Local Muslim, Coptic leaders condemn violent protests
Leaders in the local Muslim community and the Coptic Orthodox Church joined Monday to condemn both the anti-Muslim film "Innocence of Muslims" and the violent protests it has sparked around the world.
At least two people associated with the making of the low-budget film, Joseph Nasralla and Nakoula Basseley Nakoula, are Coptic Christians, but the mainstream church has strongly condemned it.
Bishop Serapion of the Coptic Orthodox Diocese of Los Angeles and Muslim Public Affairs Council Senior Advisor Maher Hathout joined on the steps of L.A. City Hall to issue a call for respectful dialogue.
In a joint statement, the two leaders said: "We collectively condemn desecration directed at any religion. ... We condemn any attacks against religious communities, Coptic or Muslim in particular, both in Egypt and in the United States."
"Those are neither Muslims nor Copts," he said of the filmmakers and those who reacted to it with violence. "Those are people who are psychologically diseased."
Hathout urged Muslims to ignore hate speech such as the video. Supporters held signs saying "No to violence, no to hate" and "Blessed are the peacemakers."
Serapion said there had been no retaliation against the Coptic community in Los Angeles.
"We thank God that our relationship with the Muslim community of Southern California is a good relationship," he said.
Nasralla, who runs a nonprofit called Media for Christ and a satellite TV station called The Way, is not a member of the Coptic Orthodox church.

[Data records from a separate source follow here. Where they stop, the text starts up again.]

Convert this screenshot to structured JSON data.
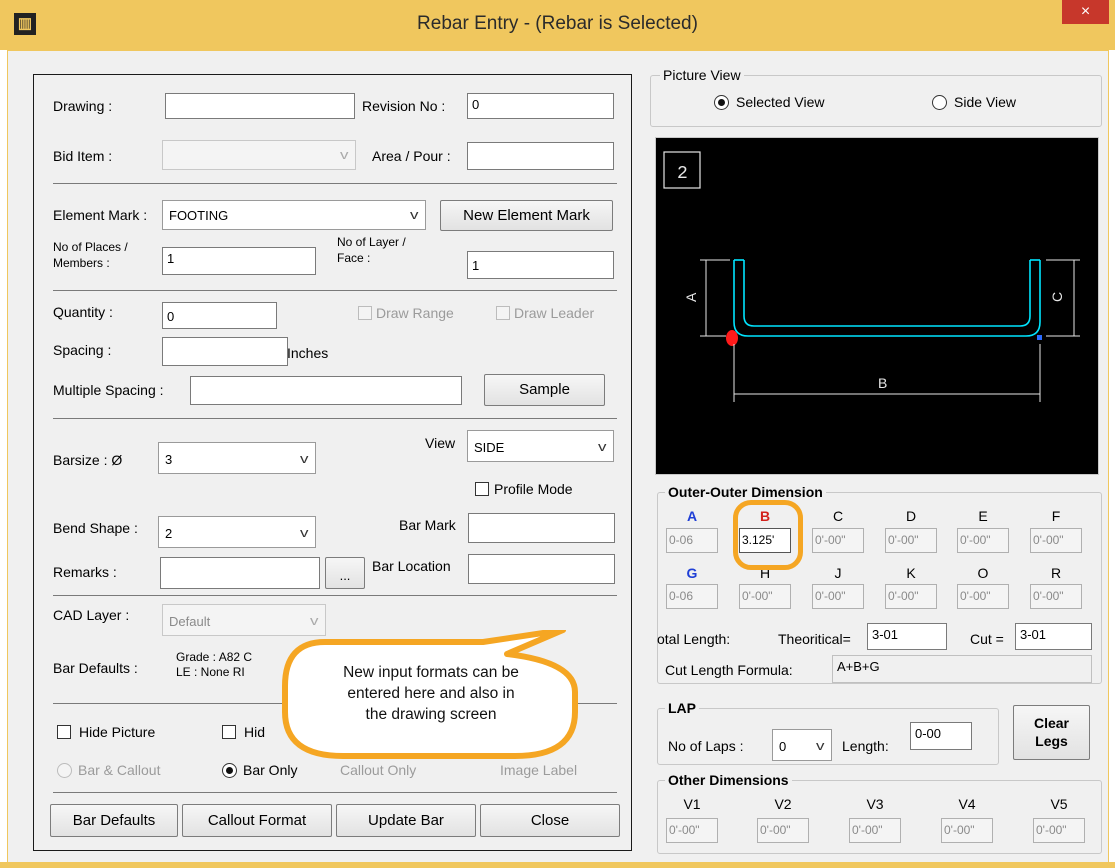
{
  "window": {
    "title": "Rebar Entry - (Rebar is Selected)",
    "close_icon": "×"
  },
  "fields": {
    "drawing_label": "Drawing :",
    "drawing_value": "",
    "revision_label": "Revision No :",
    "revision_value": "0",
    "bid_item_label": "Bid Item :",
    "bid_item_value": "",
    "area_pour_label": "Area / Pour :",
    "area_pour_value": "",
    "element_mark_label": "Element Mark :",
    "element_mark_value": "FOOTING",
    "new_element_mark_button": "New Element Mark",
    "places_label_1": "No of Places /",
    "places_label_2": "Members   :",
    "places_value": "1",
    "layer_label_1": "No of Layer /",
    "layer_label_2": "Face :",
    "layer_value": "1",
    "quantity_label": "Quantity :",
    "quantity_value": "0",
    "draw_range_label": "Draw Range",
    "draw_leader_label": "Draw Leader",
    "spacing_label": "Spacing :",
    "spacing_value": "",
    "spacing_unit": "Inches",
    "multiple_spacing_label": "Multiple Spacing :",
    "multiple_spacing_value": "",
    "sample_button": "Sample",
    "barsize_label": "Barsize  : Ø",
    "barsize_value": "3",
    "view_label": "View",
    "view_value": "SIDE",
    "profile_mode_label": "Profile Mode",
    "bend_shape_label": "Bend Shape :",
    "bend_shape_value": "2",
    "bar_mark_label": "Bar Mark",
    "bar_mark_value": "",
    "remarks_label": "Remarks :",
    "remarks_value": "",
    "ellipsis_button": "...",
    "bar_location_label": "Bar Location",
    "bar_location_value": "",
    "cad_layer_label": "CAD Layer :",
    "cad_layer_value": "Default",
    "bar_defaults_label": "Bar Defaults :",
    "bar_defaults_line1": "Grade : A82 C",
    "bar_defaults_line2": "LE : None RI",
    "hide_picture_label": "Hide Picture",
    "hide_other_label": "Hid",
    "bar_callout_label": "Bar & Callout",
    "bar_only_label": "Bar Only",
    "callout_only_label": "Callout Only",
    "image_label_label": "Image Label"
  },
  "buttons": {
    "bar_defaults": "Bar Defaults",
    "callout_format": "Callout Format",
    "update_bar": "Update Bar",
    "close": "Close"
  },
  "picture": {
    "group_label": "Picture View",
    "selected_view_label": "Selected View",
    "side_view_label": "Side View",
    "shape_number": "2",
    "dim_a": "A",
    "dim_b": "B",
    "dim_c": "C",
    "colors": {
      "bar": "#00e5ff",
      "start_marker": "#ff1a1a",
      "end_marker": "#2a6bff",
      "dim_lines": "#e6e6e6"
    }
  },
  "outer_dimension": {
    "group_label": "Outer-Outer Dimension",
    "headers_row1": [
      "A",
      "B",
      "C",
      "D",
      "E",
      "F"
    ],
    "values_row1": [
      "0-06",
      "3.125'",
      "0'-00\"",
      "0'-00\"",
      "0'-00\"",
      "0'-00\""
    ],
    "headers_row2": [
      "G",
      "H",
      "J",
      "K",
      "O",
      "R"
    ],
    "values_row2": [
      "0-06",
      "0'-00\"",
      "0'-00\"",
      "0'-00\"",
      "0'-00\"",
      "0'-00\""
    ],
    "total_length_label": "otal Length:",
    "theoretical_label": "Theoritical=",
    "theoretical_value": "3-01",
    "cut_label": "Cut =",
    "cut_value": "3-01",
    "formula_label": "Cut Length Formula:",
    "formula_value": "A+B+G"
  },
  "lap": {
    "group_label": "LAP",
    "laps_label": "No of Laps :",
    "laps_value": "0",
    "length_label": "Length:",
    "length_value": "0-00",
    "clear_legs_line1": "Clear",
    "clear_legs_line2": "Legs"
  },
  "other_dimensions": {
    "group_label": "Other Dimensions",
    "headers": [
      "V1",
      "V2",
      "V3",
      "V4",
      "V5"
    ],
    "values": [
      "0'-00\"",
      "0'-00\"",
      "0'-00\"",
      "0'-00\"",
      "0'-00\""
    ]
  },
  "callout": {
    "line1": "New input formats can be",
    "line2": "entered here and also in",
    "line3": "the drawing screen",
    "fill": "#ffffff",
    "border": "#f5a623"
  }
}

In the past he had attended local Arabic-speaking evangelical churches and used to sing in some of them, said Hisham Kamel, pastor of the largest Arabic evangelical church in the Greater Los Angeles area, the Temple City Arabic Evangelical Church.
Kamel said he doesn't believe Nasralla is affiliated with any church now. He also provided a copy of a letter that a group of local Arabic-speaking evangelical churches were planning to bring to the Egyptian consulate in Los Angeles denouncing the film and calling for "constructive dialogue that is built on mutual respect and recognition."

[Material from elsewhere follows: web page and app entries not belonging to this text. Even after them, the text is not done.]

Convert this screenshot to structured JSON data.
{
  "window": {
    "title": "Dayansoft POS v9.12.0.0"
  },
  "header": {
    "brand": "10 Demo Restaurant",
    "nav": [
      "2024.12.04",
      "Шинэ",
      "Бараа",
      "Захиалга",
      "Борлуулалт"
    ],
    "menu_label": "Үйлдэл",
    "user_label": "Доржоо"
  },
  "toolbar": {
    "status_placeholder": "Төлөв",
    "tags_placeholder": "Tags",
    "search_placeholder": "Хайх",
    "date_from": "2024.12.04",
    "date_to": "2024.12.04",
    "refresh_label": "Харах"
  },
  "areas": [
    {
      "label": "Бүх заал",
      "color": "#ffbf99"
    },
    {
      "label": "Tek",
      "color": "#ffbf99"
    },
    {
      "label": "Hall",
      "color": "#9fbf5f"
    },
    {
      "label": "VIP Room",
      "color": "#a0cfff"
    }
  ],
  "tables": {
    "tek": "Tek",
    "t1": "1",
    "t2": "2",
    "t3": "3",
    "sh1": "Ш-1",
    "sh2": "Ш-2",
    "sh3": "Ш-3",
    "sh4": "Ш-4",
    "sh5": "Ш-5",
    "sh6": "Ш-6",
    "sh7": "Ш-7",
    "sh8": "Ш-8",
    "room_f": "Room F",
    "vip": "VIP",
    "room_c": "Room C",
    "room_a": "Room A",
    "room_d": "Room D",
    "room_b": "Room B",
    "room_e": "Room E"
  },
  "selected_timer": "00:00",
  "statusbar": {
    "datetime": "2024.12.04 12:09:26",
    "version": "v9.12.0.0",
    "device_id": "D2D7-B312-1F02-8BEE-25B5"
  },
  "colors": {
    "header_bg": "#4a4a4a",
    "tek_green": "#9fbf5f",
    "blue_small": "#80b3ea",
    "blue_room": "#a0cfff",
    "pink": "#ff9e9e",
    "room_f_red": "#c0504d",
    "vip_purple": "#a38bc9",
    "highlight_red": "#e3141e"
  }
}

Nakoula had sporadically attended local Orthodox churches, but was not a well-known figure in the community until his name surfaced in connection with the film.

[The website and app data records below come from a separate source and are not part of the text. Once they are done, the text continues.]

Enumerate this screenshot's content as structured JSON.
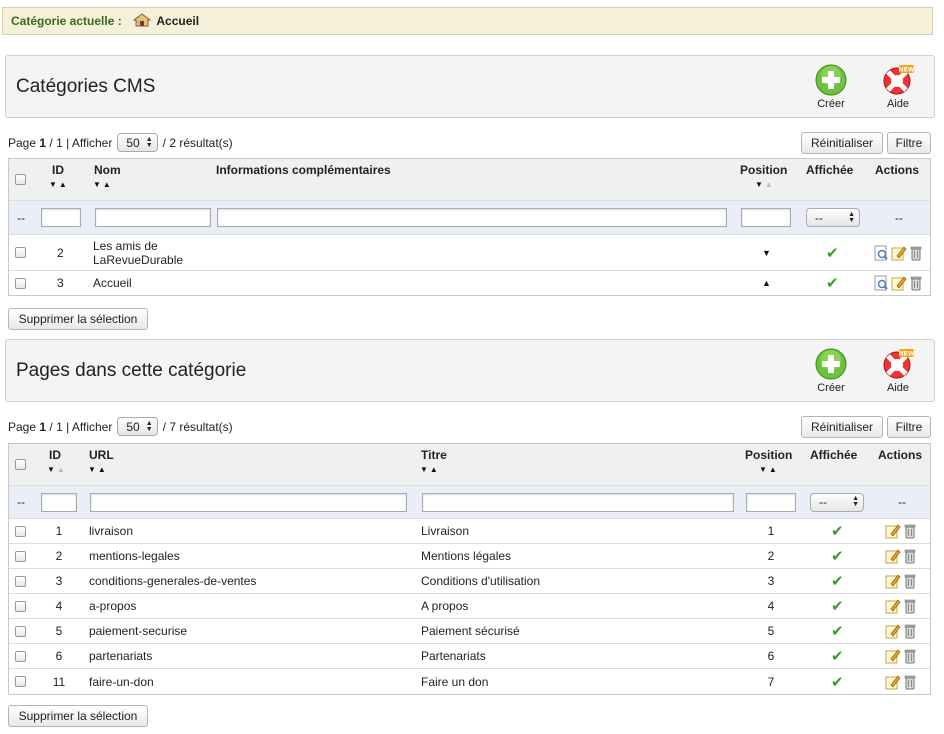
{
  "breadcrumb": {
    "label": "Catégorie actuelle :",
    "current": "Accueil"
  },
  "toolbar_labels": {
    "create": "Créer",
    "help": "Aide",
    "new_badge": "NEW"
  },
  "common": {
    "page_word": "Page",
    "show_word": "| Afficher",
    "reset": "Réinitialiser",
    "filter": "Filtre",
    "delete_selection": "Supprimer la sélection",
    "dash": "--",
    "select_dash": "--"
  },
  "categories_panel": {
    "title": "Catégories CMS",
    "pager": {
      "current": "1",
      "total": "/ 1",
      "per_page": "50",
      "results": "/ 2 résultat(s)"
    },
    "columns": {
      "id": "ID",
      "name": "Nom",
      "info": "Informations complémentaires",
      "position": "Position",
      "displayed": "Affichée",
      "actions": "Actions"
    },
    "rows": [
      {
        "id": "2",
        "name": "Les amis de LaRevueDurable",
        "position_arrow": "▼",
        "displayed": true
      },
      {
        "id": "3",
        "name": "Accueil",
        "position_arrow": "▲",
        "displayed": true
      }
    ]
  },
  "pages_panel": {
    "title": "Pages dans cette catégorie",
    "pager": {
      "current": "1",
      "total": "/ 1",
      "per_page": "50",
      "results": "/ 7 résultat(s)"
    },
    "columns": {
      "id": "ID",
      "url": "URL",
      "title": "Titre",
      "position": "Position",
      "displayed": "Affichée",
      "actions": "Actions"
    },
    "rows": [
      {
        "id": "1",
        "url": "livraison",
        "title": "Livraison",
        "position": "1",
        "displayed": true
      },
      {
        "id": "2",
        "url": "mentions-legales",
        "title": "Mentions légales",
        "position": "2",
        "displayed": true
      },
      {
        "id": "3",
        "url": "conditions-generales-de-ventes",
        "title": "Conditions d'utilisation",
        "position": "3",
        "displayed": true
      },
      {
        "id": "4",
        "url": "a-propos",
        "title": "A propos",
        "position": "4",
        "displayed": true
      },
      {
        "id": "5",
        "url": "paiement-securise",
        "title": "Paiement sécurisé",
        "position": "5",
        "displayed": true
      },
      {
        "id": "6",
        "url": "partenariats",
        "title": "Partenariats",
        "position": "6",
        "displayed": true
      },
      {
        "id": "11",
        "url": "faire-un-don",
        "title": "Faire un don",
        "position": "7",
        "displayed": true
      }
    ]
  },
  "colors": {
    "accent_green": "#3c9a2c",
    "breadcrumb_bg": "#f5f0d9",
    "filter_row_bg": "#e9eef7"
  }
}
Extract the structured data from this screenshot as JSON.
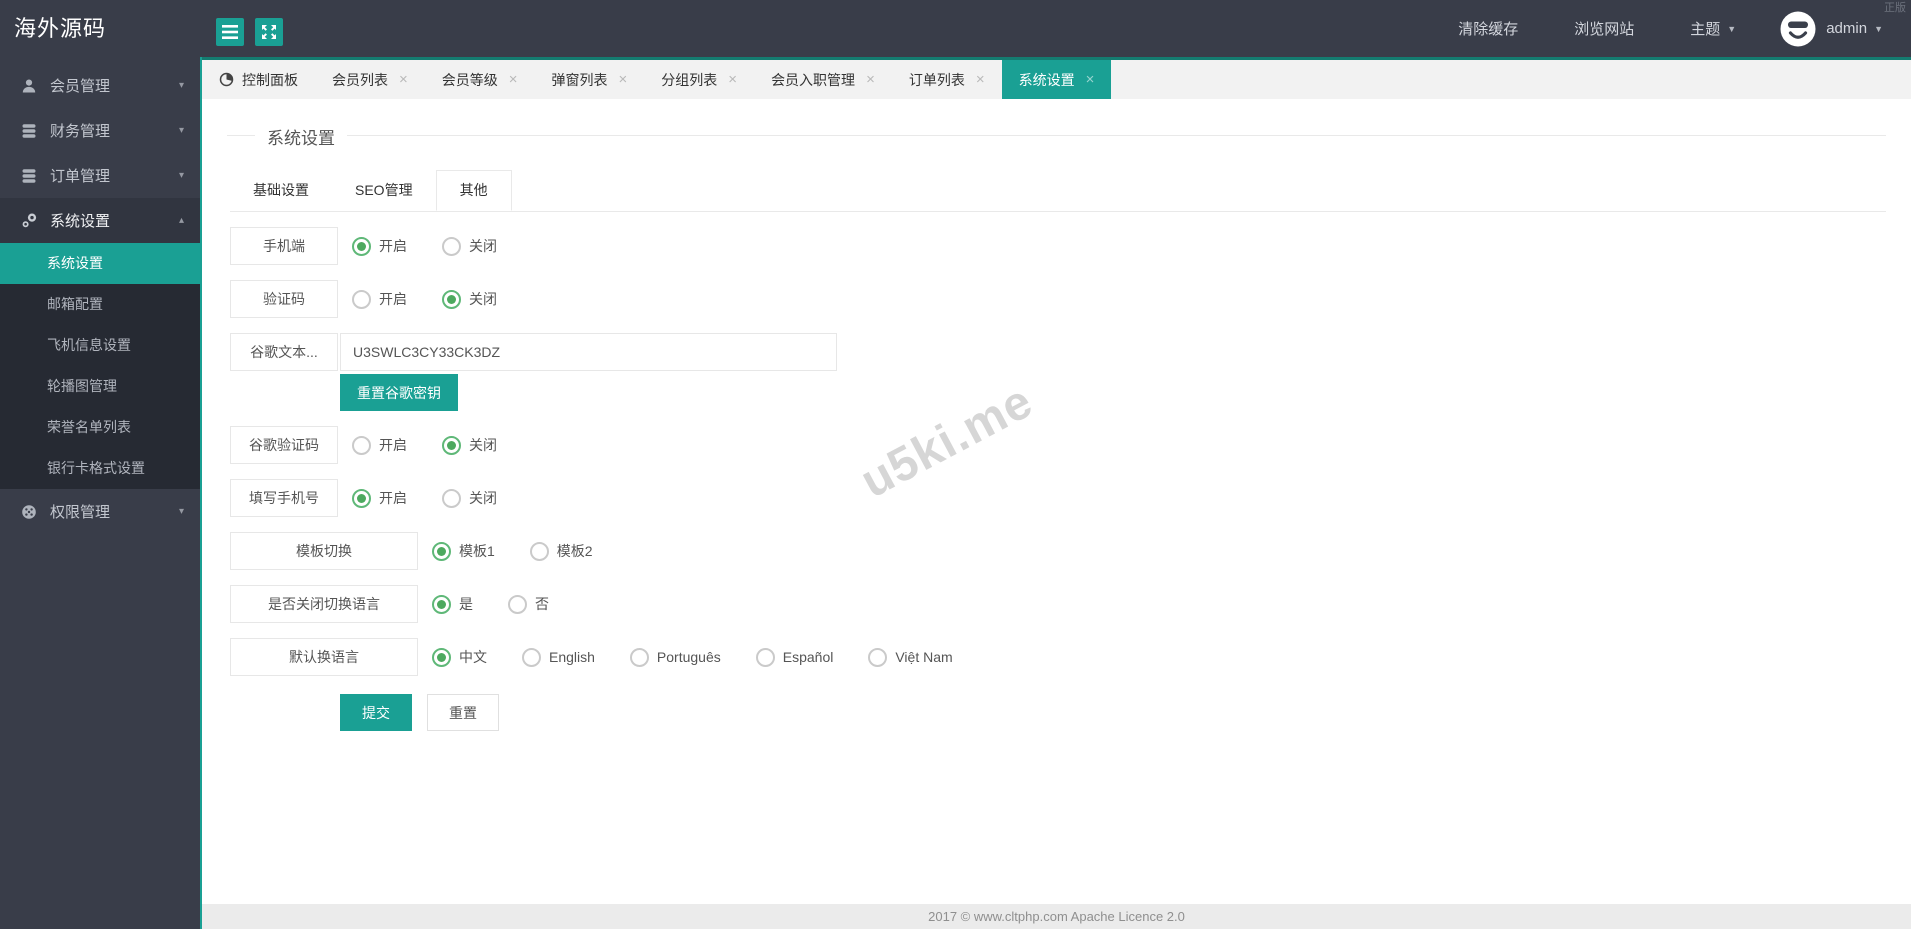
{
  "topbar": {
    "logo": "海外源码",
    "corner_text": "正版",
    "clear_cache": "清除缓存",
    "browse_site": "浏览网站",
    "theme": "主题",
    "username": "admin"
  },
  "glyphs": {
    "caret_down": "▾",
    "caret_up": "▴",
    "caret_small": "▼",
    "close": "×"
  },
  "sidebar": {
    "items": [
      {
        "label": "会员管理"
      },
      {
        "label": "财务管理"
      },
      {
        "label": "订单管理"
      },
      {
        "label": "系统设置",
        "expanded": true
      },
      {
        "label": "权限管理"
      }
    ],
    "system_children": [
      {
        "label": "系统设置",
        "active": true
      },
      {
        "label": "邮箱配置"
      },
      {
        "label": "飞机信息设置"
      },
      {
        "label": "轮播图管理"
      },
      {
        "label": "荣誉名单列表"
      },
      {
        "label": "银行卡格式设置"
      }
    ]
  },
  "tabbar": {
    "tabs": [
      {
        "label": "控制面板",
        "closable": false
      },
      {
        "label": "会员列表",
        "closable": true
      },
      {
        "label": "会员等级",
        "closable": true
      },
      {
        "label": "弹窗列表",
        "closable": true
      },
      {
        "label": "分组列表",
        "closable": true
      },
      {
        "label": "会员入职管理",
        "closable": true
      },
      {
        "label": "订单列表",
        "closable": true
      },
      {
        "label": "系统设置",
        "closable": true,
        "active": true
      }
    ]
  },
  "panel": {
    "title": "系统设置",
    "tabs": [
      {
        "label": "基础设置"
      },
      {
        "label": "SEO管理"
      },
      {
        "label": "其他",
        "active": true
      }
    ],
    "form": {
      "rows": [
        {
          "label": "手机端",
          "type": "radio",
          "options": [
            "开启",
            "关闭"
          ],
          "selected": "开启"
        },
        {
          "label": "验证码",
          "type": "radio",
          "options": [
            "开启",
            "关闭"
          ],
          "selected": "关闭"
        },
        {
          "label": "谷歌文本...",
          "type": "text",
          "value": "U3SWLC3CY33CK3DZ",
          "button": "重置谷歌密钥"
        },
        {
          "label": "谷歌验证码",
          "type": "radio",
          "options": [
            "开启",
            "关闭"
          ],
          "selected": "关闭"
        },
        {
          "label": "填写手机号",
          "type": "radio",
          "options": [
            "开启",
            "关闭"
          ],
          "selected": "开启"
        },
        {
          "label": "模板切换",
          "type": "radio",
          "options": [
            "模板1",
            "模板2"
          ],
          "selected": "模板1"
        },
        {
          "label": "是否关闭切换语言",
          "type": "radio",
          "options": [
            "是",
            "否"
          ],
          "selected": "是"
        },
        {
          "label": "默认换语言",
          "type": "radio",
          "options": [
            "中文",
            "English",
            "Português",
            "Español",
            "Việt Nam"
          ],
          "selected": "中文"
        }
      ],
      "submit": "提交",
      "reset": "重置"
    },
    "watermark": "u5ki.me"
  },
  "footer": {
    "text": "2017 ©  www.cltphp.com  Apache Licence 2.0"
  },
  "colors": {
    "dark": "#393D49",
    "dark_expanded": "#313540",
    "dark_subnav": "#262A33",
    "accent_teal": "#1AA094",
    "tab_strip": "#147C70",
    "radio_green": "#5FB878",
    "footer_bg": "#ebebeb"
  }
}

The filmmakers were apparently influenced by the teachings of Zakaria Botros Henein, a fiery Coptic cleric who is sometimes called Islam's Public Enemy No. 1. Botros has espoused views similar to those portrayed in the film, including calling Muhammad, Islam's most revered prophet, a necrophile, a homosexual and a pedophile.
Serapion said Botros had resigned as an Orthodox priest about 10 years ago and had since become more radical in his anti-Islam public statements. Botros has no current affiliation with the church, he said.
-- Abby Sewell